Our Technology Director Dave Short took part in this debate with Professor Paul Newman, the founder and CTO of Oxbotica. It was chaired by Dame Muffy Calder, the former Chief Scientific Advisor for Scotland.
I hope you get chance to watch the debate and hear about some of the opportunities we discussed.
One point we talked about is developing trust in Artificial Intelligence and autonomy, which will need to happen hand-in-hand with its wider use.
When we think about autonomy, there’s a big difference between deterministic and non-deterministic systems. Stay with me here, because it’s an important point that also involves how our own brains work.
In deterministic systems, a certain input will always lead to a certain action. The airbag on a car is deterministic autonomy, because we know it will be triggered when sensors detect a crash.
In non-deterministic systems, we can’t always predict a response based on the inputs, as there’s no strict if x then y response. To make an autonomous car for example, you need it to make decisions even though you can’t pre-define every situation it will face. Because of that, you don’t always know how it will react, which is why it’s so hard to prove it’ll be safe in all situations.
Unmanned Pacific 24 Mk IV autonomous sea boat
There’s another non-deterministic system that’s already driving our cars, flying our planes and looking after our children - humans! Much like complex artificial machine learning systems - recognising there are still some differences in the way AI makes decisions - you can’t analyse the inner workings of someone’s brain and find out exactly why they made a certain decision. Instead you trust in their past performance and certified training, and put appropriate safeguards in place.
Developing trust in the performance of autonomous systems is a critical step before they can become more widespread. However, if we can build up the data and make it the data clear enough to prove they are safe and effective, I believe that people will accept that autonomy can improve our lives and make us safer.
There’s another non-deterministic system that’s already driving our cars, flying our planes and looking after our children - humans! Dave Short, Technology Director, BAE Systems
After all, globally well over a million people die every year in automobile accidents, caused by human drivers. I’m confident that autonomous systems will eventually help us reduce this number significantly.

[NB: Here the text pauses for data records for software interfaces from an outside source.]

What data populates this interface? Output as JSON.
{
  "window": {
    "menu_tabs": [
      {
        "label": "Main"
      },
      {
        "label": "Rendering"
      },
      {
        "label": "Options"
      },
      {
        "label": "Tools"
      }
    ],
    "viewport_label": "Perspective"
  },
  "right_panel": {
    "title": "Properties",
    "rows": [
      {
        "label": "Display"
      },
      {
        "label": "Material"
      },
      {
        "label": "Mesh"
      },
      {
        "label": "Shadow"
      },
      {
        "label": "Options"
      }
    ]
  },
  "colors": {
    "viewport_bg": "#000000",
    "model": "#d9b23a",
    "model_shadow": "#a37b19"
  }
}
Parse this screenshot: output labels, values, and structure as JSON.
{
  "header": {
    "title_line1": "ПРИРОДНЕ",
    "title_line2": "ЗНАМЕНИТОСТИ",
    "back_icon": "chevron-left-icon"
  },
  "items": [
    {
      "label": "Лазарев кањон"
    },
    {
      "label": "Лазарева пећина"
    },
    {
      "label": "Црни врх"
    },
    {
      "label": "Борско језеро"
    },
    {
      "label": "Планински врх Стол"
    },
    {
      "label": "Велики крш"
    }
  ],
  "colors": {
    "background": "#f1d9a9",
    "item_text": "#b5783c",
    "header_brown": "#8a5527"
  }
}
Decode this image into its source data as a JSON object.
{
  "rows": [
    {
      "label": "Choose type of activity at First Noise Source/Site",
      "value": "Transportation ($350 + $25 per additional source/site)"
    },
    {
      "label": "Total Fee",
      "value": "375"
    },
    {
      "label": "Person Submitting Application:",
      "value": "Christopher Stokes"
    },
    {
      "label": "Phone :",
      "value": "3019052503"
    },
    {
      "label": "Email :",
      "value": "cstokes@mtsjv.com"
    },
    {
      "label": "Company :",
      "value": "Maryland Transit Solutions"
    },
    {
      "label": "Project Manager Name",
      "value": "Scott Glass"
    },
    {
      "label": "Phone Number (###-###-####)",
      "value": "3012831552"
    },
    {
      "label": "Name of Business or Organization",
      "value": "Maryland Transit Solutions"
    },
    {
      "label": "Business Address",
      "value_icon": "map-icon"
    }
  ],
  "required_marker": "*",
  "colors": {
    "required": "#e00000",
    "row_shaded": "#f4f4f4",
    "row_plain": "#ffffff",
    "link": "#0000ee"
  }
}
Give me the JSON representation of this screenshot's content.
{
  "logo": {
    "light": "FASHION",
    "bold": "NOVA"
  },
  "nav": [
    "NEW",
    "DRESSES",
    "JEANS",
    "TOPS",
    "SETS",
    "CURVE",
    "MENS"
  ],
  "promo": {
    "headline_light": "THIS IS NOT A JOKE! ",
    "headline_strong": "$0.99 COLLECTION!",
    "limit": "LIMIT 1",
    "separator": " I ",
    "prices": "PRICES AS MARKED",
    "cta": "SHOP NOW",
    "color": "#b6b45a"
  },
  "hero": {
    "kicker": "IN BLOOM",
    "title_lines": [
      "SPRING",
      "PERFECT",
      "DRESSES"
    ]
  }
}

To hear about other areas where autonomy can help us, including engineering, defence and medicine, please sign up online to watch the debate. We also talk about the ethics of autonomy, which is vital for every industry and organisation involved. In the defence industry, our position is that there are obvious benefits to unmanned systems, but that there should always be a ‘human in the loop’ when it comes to key decisions, including the use of lethal force.